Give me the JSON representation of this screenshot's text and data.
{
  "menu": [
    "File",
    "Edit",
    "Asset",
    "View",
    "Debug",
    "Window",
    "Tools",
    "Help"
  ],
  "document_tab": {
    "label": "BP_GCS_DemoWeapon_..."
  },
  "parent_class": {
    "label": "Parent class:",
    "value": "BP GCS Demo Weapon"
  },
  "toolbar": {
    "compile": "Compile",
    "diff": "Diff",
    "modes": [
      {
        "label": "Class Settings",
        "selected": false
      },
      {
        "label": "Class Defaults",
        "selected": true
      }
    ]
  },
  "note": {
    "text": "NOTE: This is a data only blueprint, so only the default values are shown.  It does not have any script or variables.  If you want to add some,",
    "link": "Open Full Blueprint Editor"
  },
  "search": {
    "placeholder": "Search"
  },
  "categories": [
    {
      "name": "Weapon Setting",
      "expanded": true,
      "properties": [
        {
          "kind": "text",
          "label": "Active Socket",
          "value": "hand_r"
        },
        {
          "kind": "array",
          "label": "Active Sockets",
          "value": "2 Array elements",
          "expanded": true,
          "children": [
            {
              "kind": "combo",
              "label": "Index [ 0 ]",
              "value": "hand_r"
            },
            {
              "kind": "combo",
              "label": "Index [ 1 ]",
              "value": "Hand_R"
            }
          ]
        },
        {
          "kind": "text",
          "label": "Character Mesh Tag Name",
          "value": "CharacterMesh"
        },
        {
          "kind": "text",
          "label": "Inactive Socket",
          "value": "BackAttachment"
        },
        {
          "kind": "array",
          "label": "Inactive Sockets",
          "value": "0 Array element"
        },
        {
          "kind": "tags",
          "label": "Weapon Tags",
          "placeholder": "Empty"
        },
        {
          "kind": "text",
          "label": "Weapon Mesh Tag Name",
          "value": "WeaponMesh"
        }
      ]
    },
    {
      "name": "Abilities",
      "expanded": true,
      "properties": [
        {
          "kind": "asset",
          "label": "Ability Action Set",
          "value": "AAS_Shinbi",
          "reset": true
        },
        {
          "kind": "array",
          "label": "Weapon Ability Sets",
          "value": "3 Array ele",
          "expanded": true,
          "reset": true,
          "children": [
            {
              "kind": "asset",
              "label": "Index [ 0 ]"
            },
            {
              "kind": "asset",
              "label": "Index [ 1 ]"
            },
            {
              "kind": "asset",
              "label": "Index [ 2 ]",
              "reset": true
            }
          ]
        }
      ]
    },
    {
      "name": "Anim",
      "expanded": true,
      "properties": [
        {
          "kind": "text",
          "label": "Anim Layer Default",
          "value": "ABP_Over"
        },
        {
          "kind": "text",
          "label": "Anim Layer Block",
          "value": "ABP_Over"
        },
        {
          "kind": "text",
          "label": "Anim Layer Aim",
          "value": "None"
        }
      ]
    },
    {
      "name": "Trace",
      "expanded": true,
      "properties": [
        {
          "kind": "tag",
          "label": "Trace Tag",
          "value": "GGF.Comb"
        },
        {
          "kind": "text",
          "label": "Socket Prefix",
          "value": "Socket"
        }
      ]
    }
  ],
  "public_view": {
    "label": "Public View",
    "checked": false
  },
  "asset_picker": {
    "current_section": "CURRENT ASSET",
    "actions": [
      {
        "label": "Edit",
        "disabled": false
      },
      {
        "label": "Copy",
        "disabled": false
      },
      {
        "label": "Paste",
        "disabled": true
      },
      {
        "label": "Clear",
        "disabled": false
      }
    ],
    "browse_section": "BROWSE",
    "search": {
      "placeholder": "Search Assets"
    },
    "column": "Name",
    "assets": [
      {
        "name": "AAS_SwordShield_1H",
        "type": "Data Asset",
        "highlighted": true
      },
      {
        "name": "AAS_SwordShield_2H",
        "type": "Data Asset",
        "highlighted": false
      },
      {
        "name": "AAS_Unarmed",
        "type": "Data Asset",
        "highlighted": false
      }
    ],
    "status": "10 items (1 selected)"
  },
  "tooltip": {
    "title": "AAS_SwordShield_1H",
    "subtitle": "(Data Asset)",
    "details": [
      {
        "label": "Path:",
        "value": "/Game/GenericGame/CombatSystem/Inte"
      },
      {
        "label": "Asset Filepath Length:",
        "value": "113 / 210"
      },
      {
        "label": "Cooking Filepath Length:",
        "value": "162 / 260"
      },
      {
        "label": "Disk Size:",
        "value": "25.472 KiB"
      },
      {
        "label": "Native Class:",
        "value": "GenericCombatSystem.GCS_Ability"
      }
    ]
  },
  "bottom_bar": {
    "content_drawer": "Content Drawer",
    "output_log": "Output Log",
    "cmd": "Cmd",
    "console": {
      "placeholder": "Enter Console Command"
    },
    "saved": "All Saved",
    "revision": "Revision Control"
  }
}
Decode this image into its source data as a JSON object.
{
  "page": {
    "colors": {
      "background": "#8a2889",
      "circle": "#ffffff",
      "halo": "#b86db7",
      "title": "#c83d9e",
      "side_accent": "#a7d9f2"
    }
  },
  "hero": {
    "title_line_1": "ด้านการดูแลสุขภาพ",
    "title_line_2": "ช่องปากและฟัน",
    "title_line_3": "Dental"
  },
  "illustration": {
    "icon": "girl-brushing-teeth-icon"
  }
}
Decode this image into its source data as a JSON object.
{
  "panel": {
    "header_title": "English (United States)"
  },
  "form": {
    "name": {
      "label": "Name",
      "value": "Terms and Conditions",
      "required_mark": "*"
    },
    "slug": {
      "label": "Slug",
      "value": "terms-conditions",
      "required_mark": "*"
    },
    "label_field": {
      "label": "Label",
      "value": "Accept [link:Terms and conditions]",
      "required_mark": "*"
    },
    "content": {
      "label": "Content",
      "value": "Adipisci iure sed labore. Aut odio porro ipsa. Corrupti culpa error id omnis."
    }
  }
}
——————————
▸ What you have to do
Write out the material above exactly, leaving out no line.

▸ Answer space
Give me the JSON representation of this screenshot's text and data.
{
  "menu": [
    "File",
    "Edit",
    "Asset",
    "View",
    "Debug",
    "Window",
    "Tools",
    "Help"
  ],
  "document_tab": {
    "label": "BP_GCS_DemoWeapon_..."
  },
  "parent_class": {
    "label": "Parent class:",
    "value": "BP GCS Demo Weapon"
  },
  "toolbar": {
    "compile": "Compile",
    "diff": "Diff",
    "modes": [
      {
        "label": "Class Settings",
        "selected": false
      },
      {
        "label": "Class Defaults",
        "selected": true
      }
    ]
  },
  "note": {
    "text": "NOTE: This is a data only blueprint, so only the default values are shown.  It does not have any script or variables.  If you want to add some,",
    "link": "Open Full Blueprint Editor"
  },
  "search": {
    "placeholder": "Search"
  },
  "categories": [
    {
      "name": "Weapon Setting",
      "expanded": true,
      "properties": [
        {
          "kind": "text",
          "label": "Active Socket",
          "value": "hand_r"
        },
        {
          "kind": "array",
          "label": "Active Sockets",
          "value": "2 Array elements",
          "expanded": true,
          "children": [
            {
              "kind": "combo",
              "label": "Index [ 0 ]",
              "value": "hand_r"
            },
            {
              "kind": "combo",
              "label": "Index [ 1 ]",
              "value": "Hand_R"
            }
          ]
        },
        {
          "kind": "text",
          "label": "Character Mesh Tag Name",
          "value": "CharacterMesh"
        },
        {
          "kind": "text",
          "label": "Inactive Socket",
          "value": "BackAttachment"
        },
        {
          "kind": "array",
          "label": "Inactive Sockets",
          "value": "0 Array element"
        },
        {
          "kind": "tags",
          "label": "Weapon Tags",
          "placeholder": "Empty"
        },
        {
          "kind": "text",
          "label": "Weapon Mesh Tag Name",
          "value": "WeaponMesh"
        }
      ]
    },
    {
      "name": "Abilities",
      "expanded": true,
      "properties": [
        {
          "kind": "asset",
          "label": "Ability Action Set",
          "value": "AAS_Shinbi",
          "reset": true
        },
        {
          "kind": "array",
          "label": "Weapon Ability Sets",
          "value": "3 Array ele",
          "expanded": true,
          "reset": true,
          "children": [
            {
              "kind": "asset",
              "label": "Index [ 0 ]"
            },
            {
              "kind": "asset",
              "label": "Index [ 1 ]"
            },
            {
              "kind": "asset",
              "label": "Index [ 2 ]",
              "reset": true
            }
          ]
        }
      ]
    },
    {
      "name": "Anim",
      "expanded": true,
      "properties": [
        {
          "kind": "text",
          "label": "Anim Layer Default",
          "value": "ABP_Over"
        },
        {
          "kind": "text",
          "label": "Anim Layer Block",
          "value": "ABP_Over"
        },
        {
          "kind": "text",
          "label": "Anim Layer Aim",
          "value": "None"
        }
      ]
    },
    {
      "name": "Trace",
      "expanded": true,
      "properties": [
        {
          "kind": "tag",
          "label": "Trace Tag",
          "value": "GGF.Comb"
        },
        {
          "kind": "text",
          "label": "Socket Prefix",
          "value": "Socket"
        }
      ]
    }
  ],
  "public_view": {
    "label": "Public View",
    "checked": false
  },
  "asset_picker": {
    "current_section": "CURRENT ASSET",
    "actions": [
      {
        "label": "Edit",
        "disabled": false
      },
      {
        "label": "Copy",
        "disabled": false
      },
      {
        "label": "Paste",
        "disabled": true
      },
      {
        "label": "Clear",
        "disabled": false
      }
    ],
    "browse_section": "BROWSE",
    "search": {
      "placeholder": "Search Assets"
    },
    "column": "Name",
    "assets": [
      {
        "name": "AAS_SwordShield_1H",
        "type": "Data Asset",
        "highlighted": true
      },
      {
        "name": "AAS_SwordShield_2H",
        "type": "Data Asset",
        "highlighted": false
      },
      {
        "name": "AAS_Unarmed",
        "type": "Data Asset",
        "highlighted": false
      }
    ],
    "status": "10 items (1 selected)"
  },
  "tooltip": {
    "title": "AAS_SwordShield_1H",
    "subtitle": "(Data Asset)",
    "details": [
      {
        "label": "Path:",
        "value": "/Game/GenericGame/CombatSystem/Inte"
      },
      {
        "label": "Asset Filepath Length:",
        "value": "113 / 210"
      },
      {
        "label": "Cooking Filepath Length:",
        "value": "162 / 260"
      },
      {
        "label": "Disk Size:",
        "value": "25.472 KiB"
      },
      {
        "label": "Native Class:",
        "value": "GenericCombatSystem.GCS_Ability"
      }
    ]
  },
  "bottom_bar": {
    "content_drawer": "Content Drawer",
    "output_log": "Output Log",
    "cmd": "Cmd",
    "console": {
      "placeholder": "Enter Console Command"
    },
    "saved": "All Saved",
    "revision": "Revision Control"
  }
}
Decode this image into its source data as a JSON object.
{
  "page": {
    "colors": {
      "background": "#8a2889",
      "circle": "#ffffff",
      "halo": "#b86db7",
      "title": "#c83d9e",
      "side_accent": "#a7d9f2"
    }
  },
  "hero": {
    "title_line_1": "ด้านการดูแลสุขภาพ",
    "title_line_2": "ช่องปากและฟัน",
    "title_line_3": "Dental"
  },
  "illustration": {
    "icon": "girl-brushing-teeth-icon"
  }
}
Decode this image into its source data as a JSON object.
{
  "panel": {
    "header_title": "English (United States)"
  },
  "form": {
    "name": {
      "label": "Name",
      "value": "Terms and Conditions",
      "required_mark": "*"
    },
    "slug": {
      "label": "Slug",
      "value": "terms-conditions",
      "required_mark": "*"
    },
    "label_field": {
      "label": "Label",
      "value": "Accept [link:Terms and conditions]",
      "required_mark": "*"
    },
    "content": {
      "label": "Content",
      "value": "Adipisci iure sed labore. Aut odio porro ipsa. Corrupti culpa error id omnis."
    }
  }
}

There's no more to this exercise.